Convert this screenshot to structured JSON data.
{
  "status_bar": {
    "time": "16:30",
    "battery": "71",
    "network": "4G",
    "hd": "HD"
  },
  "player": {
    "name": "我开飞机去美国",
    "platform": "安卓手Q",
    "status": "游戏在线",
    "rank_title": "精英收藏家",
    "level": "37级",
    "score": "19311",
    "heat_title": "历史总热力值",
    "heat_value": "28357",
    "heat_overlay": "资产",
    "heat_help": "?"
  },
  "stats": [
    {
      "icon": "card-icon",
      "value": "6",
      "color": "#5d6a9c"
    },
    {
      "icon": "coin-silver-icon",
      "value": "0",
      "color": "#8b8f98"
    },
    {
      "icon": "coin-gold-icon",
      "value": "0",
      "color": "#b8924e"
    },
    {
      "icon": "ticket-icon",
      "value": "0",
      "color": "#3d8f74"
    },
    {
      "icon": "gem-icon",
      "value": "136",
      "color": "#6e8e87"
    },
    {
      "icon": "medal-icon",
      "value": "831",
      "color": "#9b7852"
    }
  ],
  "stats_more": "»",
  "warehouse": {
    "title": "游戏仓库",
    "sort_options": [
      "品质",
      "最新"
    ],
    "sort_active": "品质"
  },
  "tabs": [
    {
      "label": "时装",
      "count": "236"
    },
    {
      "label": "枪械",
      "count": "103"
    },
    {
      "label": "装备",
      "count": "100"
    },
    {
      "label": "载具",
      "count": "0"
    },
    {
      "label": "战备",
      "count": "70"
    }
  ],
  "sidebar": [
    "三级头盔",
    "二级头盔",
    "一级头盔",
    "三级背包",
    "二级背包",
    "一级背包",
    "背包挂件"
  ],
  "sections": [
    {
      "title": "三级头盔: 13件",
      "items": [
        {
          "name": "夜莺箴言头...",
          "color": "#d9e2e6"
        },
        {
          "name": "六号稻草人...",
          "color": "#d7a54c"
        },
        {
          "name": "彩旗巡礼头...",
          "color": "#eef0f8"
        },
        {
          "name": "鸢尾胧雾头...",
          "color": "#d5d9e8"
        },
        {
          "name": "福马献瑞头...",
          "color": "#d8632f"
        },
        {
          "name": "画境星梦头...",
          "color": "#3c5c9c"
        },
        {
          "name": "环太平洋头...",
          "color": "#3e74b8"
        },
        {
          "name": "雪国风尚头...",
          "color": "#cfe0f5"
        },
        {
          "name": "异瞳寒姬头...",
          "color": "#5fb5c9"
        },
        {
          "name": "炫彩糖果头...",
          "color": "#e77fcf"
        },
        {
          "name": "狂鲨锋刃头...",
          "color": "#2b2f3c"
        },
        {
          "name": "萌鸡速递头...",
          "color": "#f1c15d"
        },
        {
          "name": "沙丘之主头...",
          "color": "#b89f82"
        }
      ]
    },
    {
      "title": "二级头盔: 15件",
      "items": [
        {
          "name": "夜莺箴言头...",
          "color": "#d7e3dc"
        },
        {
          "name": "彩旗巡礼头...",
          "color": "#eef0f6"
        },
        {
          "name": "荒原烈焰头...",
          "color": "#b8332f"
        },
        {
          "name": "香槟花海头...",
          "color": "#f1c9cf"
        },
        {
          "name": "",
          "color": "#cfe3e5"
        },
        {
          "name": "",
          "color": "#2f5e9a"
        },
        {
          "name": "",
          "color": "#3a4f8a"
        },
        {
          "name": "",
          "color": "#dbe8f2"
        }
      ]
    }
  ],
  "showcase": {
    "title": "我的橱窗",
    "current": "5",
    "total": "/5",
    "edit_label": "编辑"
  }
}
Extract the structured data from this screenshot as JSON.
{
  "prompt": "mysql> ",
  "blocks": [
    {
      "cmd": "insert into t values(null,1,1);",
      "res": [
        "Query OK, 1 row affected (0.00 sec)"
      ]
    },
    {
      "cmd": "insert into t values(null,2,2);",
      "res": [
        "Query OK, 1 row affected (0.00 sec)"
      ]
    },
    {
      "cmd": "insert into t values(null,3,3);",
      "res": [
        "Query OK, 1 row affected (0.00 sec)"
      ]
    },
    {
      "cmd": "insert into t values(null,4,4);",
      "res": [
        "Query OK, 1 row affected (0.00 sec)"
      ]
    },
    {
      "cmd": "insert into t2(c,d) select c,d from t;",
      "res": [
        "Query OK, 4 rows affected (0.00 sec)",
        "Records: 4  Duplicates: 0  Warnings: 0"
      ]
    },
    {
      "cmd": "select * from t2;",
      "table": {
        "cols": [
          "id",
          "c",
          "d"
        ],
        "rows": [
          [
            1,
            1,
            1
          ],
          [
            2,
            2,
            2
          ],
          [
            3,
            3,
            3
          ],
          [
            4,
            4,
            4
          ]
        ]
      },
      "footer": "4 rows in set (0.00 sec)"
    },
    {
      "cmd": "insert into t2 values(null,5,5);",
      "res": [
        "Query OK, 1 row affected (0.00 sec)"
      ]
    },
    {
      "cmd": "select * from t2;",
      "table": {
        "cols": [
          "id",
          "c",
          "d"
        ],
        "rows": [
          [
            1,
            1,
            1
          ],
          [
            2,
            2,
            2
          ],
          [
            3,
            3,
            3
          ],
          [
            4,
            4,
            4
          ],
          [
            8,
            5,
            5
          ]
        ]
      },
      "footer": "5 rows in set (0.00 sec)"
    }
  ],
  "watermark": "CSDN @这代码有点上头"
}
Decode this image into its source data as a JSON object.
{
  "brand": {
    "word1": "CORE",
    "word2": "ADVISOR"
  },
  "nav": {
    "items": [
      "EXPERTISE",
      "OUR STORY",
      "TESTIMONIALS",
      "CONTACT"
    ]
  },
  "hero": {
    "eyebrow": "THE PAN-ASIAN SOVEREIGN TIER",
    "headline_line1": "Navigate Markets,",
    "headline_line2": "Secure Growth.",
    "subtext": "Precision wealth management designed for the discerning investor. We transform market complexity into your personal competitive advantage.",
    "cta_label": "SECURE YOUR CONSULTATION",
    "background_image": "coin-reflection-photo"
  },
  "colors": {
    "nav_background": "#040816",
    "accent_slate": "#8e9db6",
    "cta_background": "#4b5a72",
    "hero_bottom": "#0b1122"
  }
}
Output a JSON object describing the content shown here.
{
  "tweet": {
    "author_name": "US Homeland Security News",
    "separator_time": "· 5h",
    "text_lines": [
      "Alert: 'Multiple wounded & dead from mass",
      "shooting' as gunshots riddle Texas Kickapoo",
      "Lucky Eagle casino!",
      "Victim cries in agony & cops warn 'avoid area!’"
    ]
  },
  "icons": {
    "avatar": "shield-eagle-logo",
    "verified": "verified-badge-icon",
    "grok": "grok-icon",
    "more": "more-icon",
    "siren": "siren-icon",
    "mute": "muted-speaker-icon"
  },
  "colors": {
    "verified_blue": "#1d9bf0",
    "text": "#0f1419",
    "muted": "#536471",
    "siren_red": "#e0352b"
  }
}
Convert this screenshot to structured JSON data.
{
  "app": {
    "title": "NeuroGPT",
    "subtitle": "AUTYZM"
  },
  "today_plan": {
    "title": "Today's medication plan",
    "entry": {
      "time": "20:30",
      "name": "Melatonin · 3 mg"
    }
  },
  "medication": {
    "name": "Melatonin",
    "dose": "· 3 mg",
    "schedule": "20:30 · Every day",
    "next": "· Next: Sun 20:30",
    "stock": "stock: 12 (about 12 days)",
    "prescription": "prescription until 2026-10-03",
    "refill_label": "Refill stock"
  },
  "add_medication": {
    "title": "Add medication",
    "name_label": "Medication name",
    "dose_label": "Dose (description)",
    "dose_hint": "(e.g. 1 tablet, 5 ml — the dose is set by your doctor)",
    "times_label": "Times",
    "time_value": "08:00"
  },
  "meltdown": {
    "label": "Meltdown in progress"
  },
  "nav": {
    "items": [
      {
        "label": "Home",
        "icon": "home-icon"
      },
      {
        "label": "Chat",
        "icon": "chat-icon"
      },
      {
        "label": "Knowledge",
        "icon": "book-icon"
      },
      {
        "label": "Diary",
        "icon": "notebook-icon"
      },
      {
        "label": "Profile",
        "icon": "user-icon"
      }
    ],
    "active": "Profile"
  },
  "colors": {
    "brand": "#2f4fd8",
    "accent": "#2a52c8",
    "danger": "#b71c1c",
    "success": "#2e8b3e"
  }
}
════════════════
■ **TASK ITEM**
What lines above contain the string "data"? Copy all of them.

■ **WRITTEN REPLY**
Convert this screenshot to structured JSON data.
Extract the structured data from this screenshot as JSON.
Decode this image into its source data as a JSON object.
Convert this screenshot to structured JSON data.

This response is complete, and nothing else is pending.